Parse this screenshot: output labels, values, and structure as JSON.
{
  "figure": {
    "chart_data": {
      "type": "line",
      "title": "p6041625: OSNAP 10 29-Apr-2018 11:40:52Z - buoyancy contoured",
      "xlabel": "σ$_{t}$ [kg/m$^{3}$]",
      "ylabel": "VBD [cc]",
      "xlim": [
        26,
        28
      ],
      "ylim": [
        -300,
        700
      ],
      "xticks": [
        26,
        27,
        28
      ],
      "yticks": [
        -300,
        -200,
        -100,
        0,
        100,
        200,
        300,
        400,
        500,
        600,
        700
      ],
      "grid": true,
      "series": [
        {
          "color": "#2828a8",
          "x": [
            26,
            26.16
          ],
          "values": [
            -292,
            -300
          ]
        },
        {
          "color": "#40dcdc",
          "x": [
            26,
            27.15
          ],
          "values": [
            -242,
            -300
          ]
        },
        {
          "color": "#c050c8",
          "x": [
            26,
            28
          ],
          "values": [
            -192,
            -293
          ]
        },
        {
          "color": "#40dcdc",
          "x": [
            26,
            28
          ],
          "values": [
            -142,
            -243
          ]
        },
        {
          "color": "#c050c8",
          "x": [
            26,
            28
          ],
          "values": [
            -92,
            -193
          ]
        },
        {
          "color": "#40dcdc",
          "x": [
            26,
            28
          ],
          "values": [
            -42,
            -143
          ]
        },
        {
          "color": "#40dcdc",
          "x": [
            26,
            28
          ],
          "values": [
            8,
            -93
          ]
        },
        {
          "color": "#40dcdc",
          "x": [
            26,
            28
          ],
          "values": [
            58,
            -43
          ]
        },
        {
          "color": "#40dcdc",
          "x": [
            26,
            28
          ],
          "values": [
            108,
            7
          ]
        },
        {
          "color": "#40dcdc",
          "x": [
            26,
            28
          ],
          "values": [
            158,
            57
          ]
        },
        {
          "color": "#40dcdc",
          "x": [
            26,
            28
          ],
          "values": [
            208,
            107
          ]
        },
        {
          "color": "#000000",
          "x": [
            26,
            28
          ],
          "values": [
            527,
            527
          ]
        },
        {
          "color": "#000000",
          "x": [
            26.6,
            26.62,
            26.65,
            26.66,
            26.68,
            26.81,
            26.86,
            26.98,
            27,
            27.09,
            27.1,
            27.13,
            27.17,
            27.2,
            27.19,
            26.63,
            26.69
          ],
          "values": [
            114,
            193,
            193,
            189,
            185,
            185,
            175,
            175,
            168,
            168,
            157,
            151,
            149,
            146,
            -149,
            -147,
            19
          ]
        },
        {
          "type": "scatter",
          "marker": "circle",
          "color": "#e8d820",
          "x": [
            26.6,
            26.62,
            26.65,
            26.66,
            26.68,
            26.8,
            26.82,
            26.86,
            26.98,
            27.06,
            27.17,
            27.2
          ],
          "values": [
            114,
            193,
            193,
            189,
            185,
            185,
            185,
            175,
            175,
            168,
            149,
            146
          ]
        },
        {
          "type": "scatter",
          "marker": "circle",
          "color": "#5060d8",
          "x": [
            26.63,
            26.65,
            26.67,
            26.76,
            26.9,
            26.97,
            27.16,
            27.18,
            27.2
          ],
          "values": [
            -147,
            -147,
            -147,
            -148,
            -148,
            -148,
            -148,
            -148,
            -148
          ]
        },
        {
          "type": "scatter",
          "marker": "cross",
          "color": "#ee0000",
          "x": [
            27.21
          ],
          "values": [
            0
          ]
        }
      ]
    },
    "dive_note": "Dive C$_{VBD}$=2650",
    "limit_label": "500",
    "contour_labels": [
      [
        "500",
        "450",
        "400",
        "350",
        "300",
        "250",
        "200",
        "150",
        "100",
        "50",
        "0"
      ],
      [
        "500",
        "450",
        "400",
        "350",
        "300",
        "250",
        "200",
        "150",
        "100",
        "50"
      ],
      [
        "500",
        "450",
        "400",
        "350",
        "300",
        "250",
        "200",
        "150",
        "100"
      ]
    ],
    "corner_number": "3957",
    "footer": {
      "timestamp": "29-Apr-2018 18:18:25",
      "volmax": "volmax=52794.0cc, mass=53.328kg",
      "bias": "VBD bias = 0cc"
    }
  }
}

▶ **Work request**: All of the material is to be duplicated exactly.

▶ **Result of this task**:
Parse this screenshot: output labels, values, and structure as JSON.
{
  "figure": {
    "chart_data": {
      "type": "line",
      "title": "p6041625: OSNAP 10 29-Apr-2018 11:40:52Z - buoyancy contoured",
      "xlabel": "σ$_{t}$ [kg/m$^{3}$]",
      "ylabel": "VBD [cc]",
      "xlim": [
        26,
        28
      ],
      "ylim": [
        -300,
        700
      ],
      "xticks": [
        26,
        27,
        28
      ],
      "yticks": [
        -300,
        -200,
        -100,
        0,
        100,
        200,
        300,
        400,
        500,
        600,
        700
      ],
      "grid": true,
      "series": [
        {
          "color": "#2828a8",
          "x": [
            26,
            26.16
          ],
          "values": [
            -292,
            -300
          ]
        },
        {
          "color": "#40dcdc",
          "x": [
            26,
            27.15
          ],
          "values": [
            -242,
            -300
          ]
        },
        {
          "color": "#c050c8",
          "x": [
            26,
            28
          ],
          "values": [
            -192,
            -293
          ]
        },
        {
          "color": "#40dcdc",
          "x": [
            26,
            28
          ],
          "values": [
            -142,
            -243
          ]
        },
        {
          "color": "#c050c8",
          "x": [
            26,
            28
          ],
          "values": [
            -92,
            -193
          ]
        },
        {
          "color": "#40dcdc",
          "x": [
            26,
            28
          ],
          "values": [
            -42,
            -143
          ]
        },
        {
          "color": "#40dcdc",
          "x": [
            26,
            28
          ],
          "values": [
            8,
            -93
          ]
        },
        {
          "color": "#40dcdc",
          "x": [
            26,
            28
          ],
          "values": [
            58,
            -43
          ]
        },
        {
          "color": "#40dcdc",
          "x": [
            26,
            28
          ],
          "values": [
            108,
            7
          ]
        },
        {
          "color": "#40dcdc",
          "x": [
            26,
            28
          ],
          "values": [
            158,
            57
          ]
        },
        {
          "color": "#40dcdc",
          "x": [
            26,
            28
          ],
          "values": [
            208,
            107
          ]
        },
        {
          "color": "#000000",
          "x": [
            26,
            28
          ],
          "values": [
            527,
            527
          ]
        },
        {
          "color": "#000000",
          "x": [
            26.6,
            26.62,
            26.65,
            26.66,
            26.68,
            26.81,
            26.86,
            26.98,
            27,
            27.09,
            27.1,
            27.13,
            27.17,
            27.2,
            27.19,
            26.63,
            26.69
          ],
          "values": [
            114,
            193,
            193,
            189,
            185,
            185,
            175,
            175,
            168,
            168,
            157,
            151,
            149,
            146,
            -149,
            -147,
            19
          ]
        },
        {
          "type": "scatter",
          "marker": "circle",
          "color": "#e8d820",
          "x": [
            26.6,
            26.62,
            26.65,
            26.66,
            26.68,
            26.8,
            26.82,
            26.86,
            26.98,
            27.06,
            27.17,
            27.2
          ],
          "values": [
            114,
            193,
            193,
            189,
            185,
            185,
            185,
            175,
            175,
            168,
            149,
            146
          ]
        },
        {
          "type": "scatter",
          "marker": "circle",
          "color": "#5060d8",
          "x": [
            26.63,
            26.65,
            26.67,
            26.76,
            26.9,
            26.97,
            27.16,
            27.18,
            27.2
          ],
          "values": [
            -147,
            -147,
            -147,
            -148,
            -148,
            -148,
            -148,
            -148,
            -148
          ]
        },
        {
          "type": "scatter",
          "marker": "cross",
          "color": "#ee0000",
          "x": [
            27.21
          ],
          "values": [
            0
          ]
        }
      ]
    },
    "dive_note": "Dive C$_{VBD}$=2650",
    "limit_label": "500",
    "contour_labels": [
      [
        "500",
        "450",
        "400",
        "350",
        "300",
        "250",
        "200",
        "150",
        "100",
        "50",
        "0"
      ],
      [
        "500",
        "450",
        "400",
        "350",
        "300",
        "250",
        "200",
        "150",
        "100",
        "50"
      ],
      [
        "500",
        "450",
        "400",
        "350",
        "300",
        "250",
        "200",
        "150",
        "100"
      ]
    ],
    "corner_number": "3957",
    "footer": {
      "timestamp": "29-Apr-2018 18:18:25",
      "volmax": "volmax=52794.0cc, mass=53.328kg",
      "bias": "VBD bias = 0cc"
    }
  }
}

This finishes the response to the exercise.